- ABOUT THIS TASK -
State how many lines in the entries below include the string "frameset", and give nothing beyond that number.

::::::::

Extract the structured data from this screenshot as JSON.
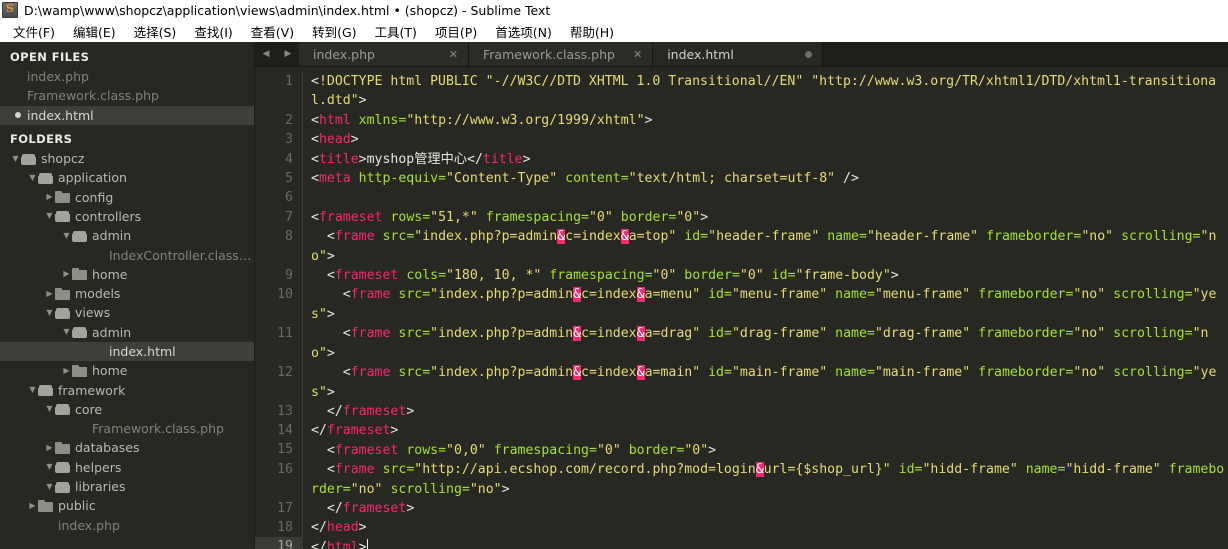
{
  "window": {
    "icon": "sublime-text-icon",
    "title": "D:\\wamp\\www\\shopcz\\application\\views\\admin\\index.html • (shopcz) - Sublime Text"
  },
  "menubar": {
    "items": [
      {
        "label": "文件(F)"
      },
      {
        "label": "编辑(E)"
      },
      {
        "label": "选择(S)"
      },
      {
        "label": "查找(I)"
      },
      {
        "label": "查看(V)"
      },
      {
        "label": "转到(G)"
      },
      {
        "label": "工具(T)"
      },
      {
        "label": "项目(P)"
      },
      {
        "label": "首选项(N)"
      },
      {
        "label": "帮助(H)"
      }
    ]
  },
  "sidebar": {
    "open_files_header": "OPEN FILES",
    "open_files": [
      {
        "label": "index.php",
        "selected": false,
        "modified": false
      },
      {
        "label": "Framework.class.php",
        "selected": false,
        "modified": false
      },
      {
        "label": "index.html",
        "selected": true,
        "modified": true
      }
    ],
    "folders_header": "FOLDERS",
    "tree": [
      {
        "label": "shopcz",
        "depth": 0,
        "kind": "folder-open",
        "arrow": "down",
        "selected": false
      },
      {
        "label": "application",
        "depth": 1,
        "kind": "folder-open",
        "arrow": "down",
        "selected": false
      },
      {
        "label": "config",
        "depth": 2,
        "kind": "folder-closed",
        "arrow": "right",
        "selected": false
      },
      {
        "label": "controllers",
        "depth": 2,
        "kind": "folder-open",
        "arrow": "down",
        "selected": false
      },
      {
        "label": "admin",
        "depth": 3,
        "kind": "folder-open",
        "arrow": "down",
        "selected": false
      },
      {
        "label": "IndexController.class.php",
        "depth": 4,
        "kind": "file",
        "arrow": "none",
        "selected": false
      },
      {
        "label": "home",
        "depth": 3,
        "kind": "folder-closed",
        "arrow": "right",
        "selected": false
      },
      {
        "label": "models",
        "depth": 2,
        "kind": "folder-closed",
        "arrow": "right",
        "selected": false
      },
      {
        "label": "views",
        "depth": 2,
        "kind": "folder-open",
        "arrow": "down",
        "selected": false
      },
      {
        "label": "admin",
        "depth": 3,
        "kind": "folder-open",
        "arrow": "down",
        "selected": false
      },
      {
        "label": "index.html",
        "depth": 4,
        "kind": "file",
        "arrow": "none",
        "selected": true
      },
      {
        "label": "home",
        "depth": 3,
        "kind": "folder-closed",
        "arrow": "right",
        "selected": false
      },
      {
        "label": "framework",
        "depth": 1,
        "kind": "folder-open",
        "arrow": "down",
        "selected": false
      },
      {
        "label": "core",
        "depth": 2,
        "kind": "folder-open",
        "arrow": "down",
        "selected": false
      },
      {
        "label": "Framework.class.php",
        "depth": 3,
        "kind": "file",
        "arrow": "none",
        "selected": false
      },
      {
        "label": "databases",
        "depth": 2,
        "kind": "folder-closed",
        "arrow": "right",
        "selected": false
      },
      {
        "label": "helpers",
        "depth": 2,
        "kind": "folder-open",
        "arrow": "down",
        "selected": false
      },
      {
        "label": "libraries",
        "depth": 2,
        "kind": "folder-open",
        "arrow": "down",
        "selected": false
      },
      {
        "label": "public",
        "depth": 1,
        "kind": "folder-closed",
        "arrow": "right",
        "selected": false
      },
      {
        "label": "index.php",
        "depth": 1,
        "kind": "file",
        "arrow": "none",
        "selected": false
      }
    ]
  },
  "tabbar": {
    "prev_icon": "chevron-left-icon",
    "next_icon": "chevron-right-icon",
    "tabs": [
      {
        "label": "index.php",
        "active": false,
        "modified": false,
        "close_glyph": "✕"
      },
      {
        "label": "Framework.class.php",
        "active": false,
        "modified": false,
        "close_glyph": "✕"
      },
      {
        "label": "index.html",
        "active": true,
        "modified": true,
        "close_glyph": "✕"
      }
    ]
  },
  "editor": {
    "cursor_line": 19,
    "line_numbers": [
      1,
      2,
      3,
      4,
      5,
      6,
      7,
      8,
      9,
      10,
      11,
      12,
      13,
      14,
      15,
      16,
      17,
      18,
      19
    ],
    "lines": [
      "<!DOCTYPE html PUBLIC \"-//W3C//DTD XHTML 1.0 Transitional//EN\" \"http://www.w3.org/TR/xhtml1/DTD/xhtml1-transitional.dtd\">",
      "<html xmlns=\"http://www.w3.org/1999/xhtml\">",
      "<head>",
      "<title>myshop管理中心</title>",
      "<meta http-equiv=\"Content-Type\" content=\"text/html; charset=utf-8\" />",
      "",
      "<frameset rows=\"51,*\" framespacing=\"0\" border=\"0\">",
      "  <frame src=\"index.php?p=admin&c=index&a=top\" id=\"header-frame\" name=\"header-frame\" frameborder=\"no\" scrolling=\"no\">",
      "  <frameset cols=\"180, 10, *\" framespacing=\"0\" border=\"0\" id=\"frame-body\">",
      "    <frame src=\"index.php?p=admin&c=index&a=menu\" id=\"menu-frame\" name=\"menu-frame\" frameborder=\"no\" scrolling=\"yes\">",
      "    <frame src=\"index.php?p=admin&c=index&a=drag\" id=\"drag-frame\" name=\"drag-frame\" frameborder=\"no\" scrolling=\"no\">",
      "    <frame src=\"index.php?p=admin&c=index&a=main\" id=\"main-frame\" name=\"main-frame\" frameborder=\"no\" scrolling=\"yes\">",
      "  </frameset>",
      "</frameset>",
      "  <frameset rows=\"0,0\" framespacing=\"0\" border=\"0\">",
      "  <frame src=\"http://api.ecshop.com/record.php?mod=login&url={$shop_url}\" id=\"hidd-frame\" name=\"hidd-frame\" frameborder=\"no\" scrolling=\"no\">",
      "  </frameset>",
      "</head>",
      "</html>"
    ]
  },
  "colors": {
    "editor_bg": "#272822",
    "sidebar_bg": "#272822",
    "tag": "#f92672",
    "attribute": "#a6e22e",
    "string": "#e6db74",
    "invalid_bg": "#f92672",
    "selection_row": "#3e3f39",
    "titlebar_bg": "#ffffff"
  }
}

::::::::

- ANSWER FOR THE TASK -
6